The graph also shows the steep price decline that began in September.

Cutter cow beef usually is ground since it comes from older animals and likely is less tender.

The cause of the drop in cow beef values appears to be subtle with no single marker other than the decline in fed and feeder cattle prices.  It appears the decline is related to increased domestic supplies of all beef, which, in turn, can be related to lower beef exports and higher production rates.

However, this correlation appears to be less than straightforward since much of the increase in beef production is the fattier fed beef.

US beef exports for the year are estimated at 2.173 billion pounds, most of which is either high-eating-quality cuts or variety meats.  Second-half exports were expected to total 1.410 billion pounds, compared with 1.323 billion last year.




Cow slaughter rates are tracking last year and continue to drift away from the 2009-2013 average.  As of the last week of November, total cow kill was 84,785 head, 23,315, or 23.6%, below last year’s 108,100 head and 31,175, or 26.9%, below the previous five-year average of 115,960 head.

Total cow slaughter has always jumped again in the weeks following the Thanksgiving Day holiday, only to drop precipitously for the Christmas and New Year’s holiday weeks.  There’s little reason to expect something different this year.

But lower slaughter rates should yield price support if all other factors are equal, so if cow slaughter has not made a sudden increase and, in fact, has remained close to 2014 levels, cow beef prices should be going up, not down.

In fact, below-average cow slaughter shows that cow/calf producers continue to build their herds, which should be bearish to deferred futures delivery months.




If cow slaughter is running at or below a year ago, rising beef imports could be to blame, and USDA data show that estimated 2015 beef imports are up from last year.  The latest USDA estimate for the year was 3.507 billion pounds, up from 2014’s 2.947 billion.

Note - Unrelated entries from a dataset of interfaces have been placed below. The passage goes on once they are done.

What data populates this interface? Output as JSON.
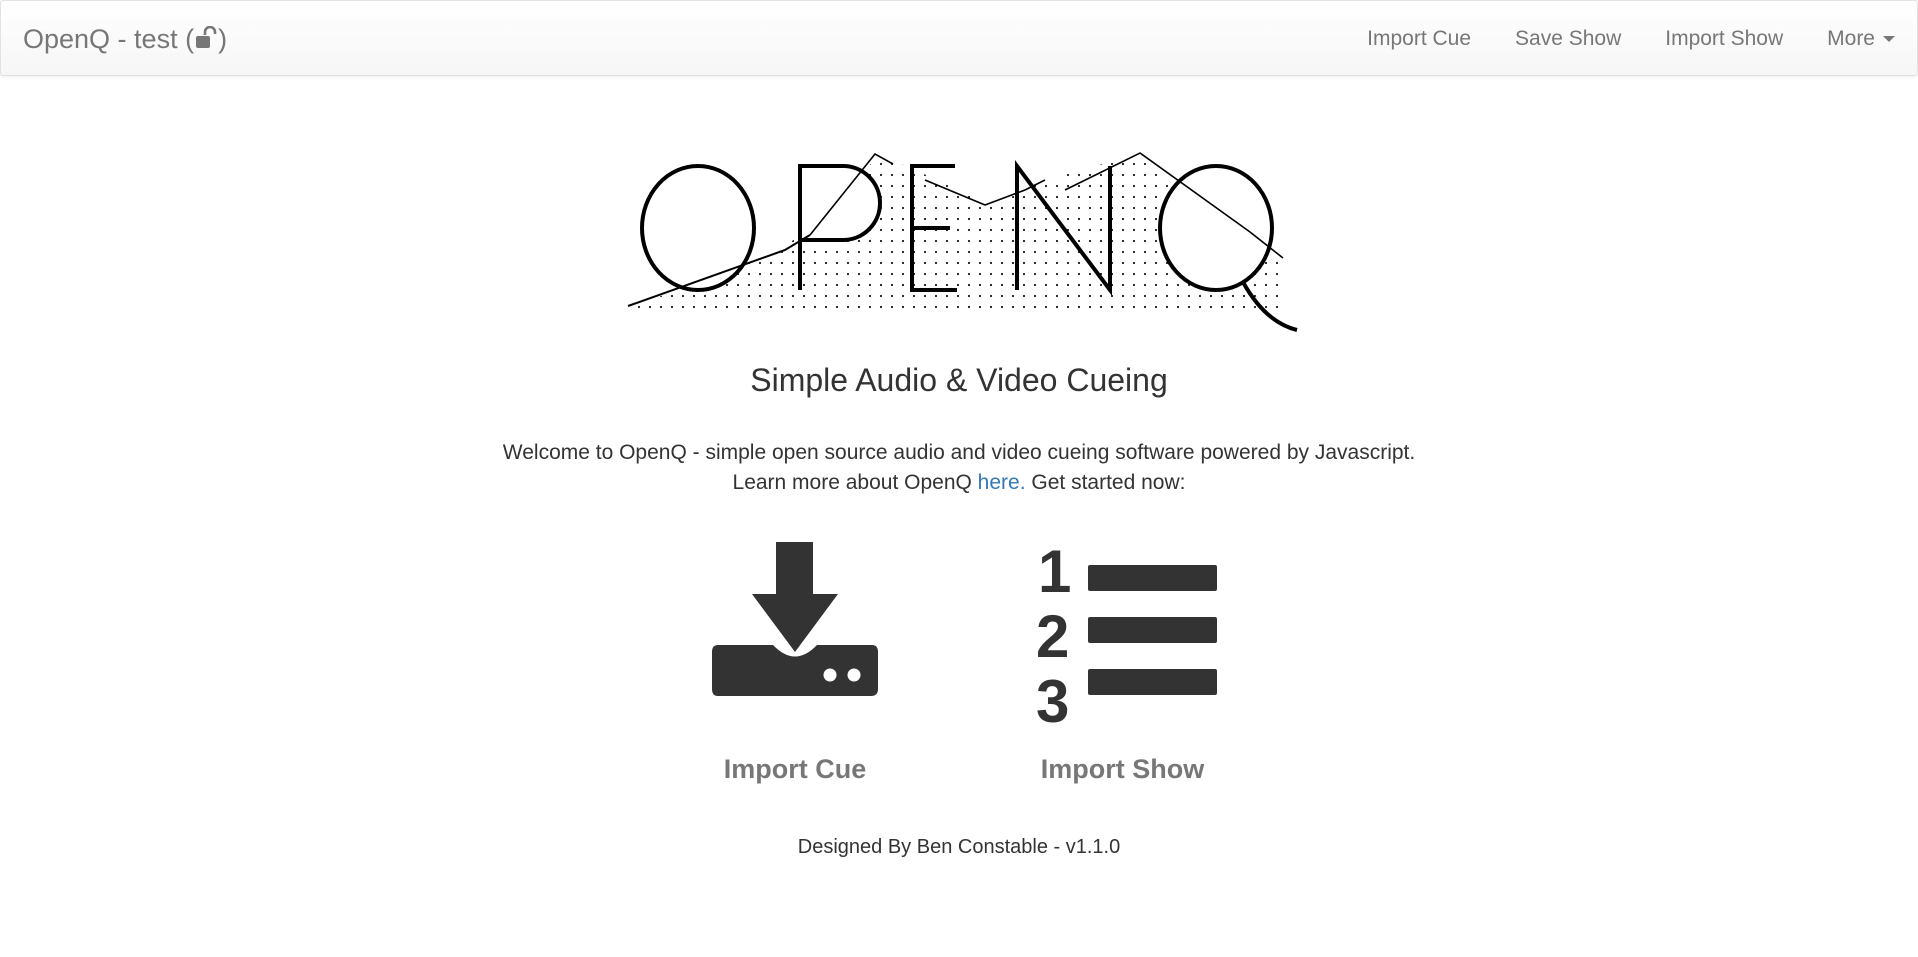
{
  "navbar": {
    "brand": "OpenQ - test (",
    "brand_close": ")",
    "lock_icon": "unlock-icon",
    "items": [
      {
        "label": "Import Cue"
      },
      {
        "label": "Save Show"
      },
      {
        "label": "Import Show"
      },
      {
        "label": "More",
        "icon": "caret-down-icon"
      }
    ]
  },
  "logo": {
    "icon": "openq-logo"
  },
  "subtitle": "Simple Audio & Video Cueing",
  "welcome": {
    "line1": "Welcome to OpenQ - simple open source audio and video cueing software powered by Javascript.",
    "line2_prefix": "Learn more about OpenQ ",
    "link": "here.",
    "line2_suffix": " Get started now:"
  },
  "actions": [
    {
      "label": "Import Cue",
      "icon": "import-icon"
    },
    {
      "label": "Import Show",
      "icon": "numbered-list-icon"
    }
  ],
  "footer": "Designed By Ben Constable - v1.1.0",
  "colors": {
    "nav_text": "#777777",
    "link": "#337ab7",
    "icon": "#333333",
    "text": "#333333"
  }
}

However, the significant cow beef price decline has taken place over the last three months, and estimated fourth-quarter beef imports of 750 million pounds are below fourth-quarter 2014’s rate of 818 million.  The biggest jump in 2015 beef imports came in the first half when 1.867 billion pounds was brought in, compared with last year’s 1.364 billion.




Cash cattle markets traded lightly Tuesday at $115 to mostly $117 per cwt, down about $2 from last week when prices lost $4 to $5 to trade at $118 to $119.  Dressed-basis prices ranged from $183 to $184, down about $4 from last week when they were off $5 to $6 at mostly $187 to $188.

The USDA Tuesday reported its choice beef cutout value at $197.21 per cwt, down $1.57 from Monday.  The USDA’s select cutout was $186.81, up $0.08.  The choice/select spread narrowed to $10.40 from $12.40 on Monday, and there were 123 loads of fabricated product sold into the spot market.

The CME Feeder Cattle Index for the seven days ended Monday was $155.22 per cwt, down $1.28.  This compares with the Jan settlement Tuesday of $148.52, up $0.37.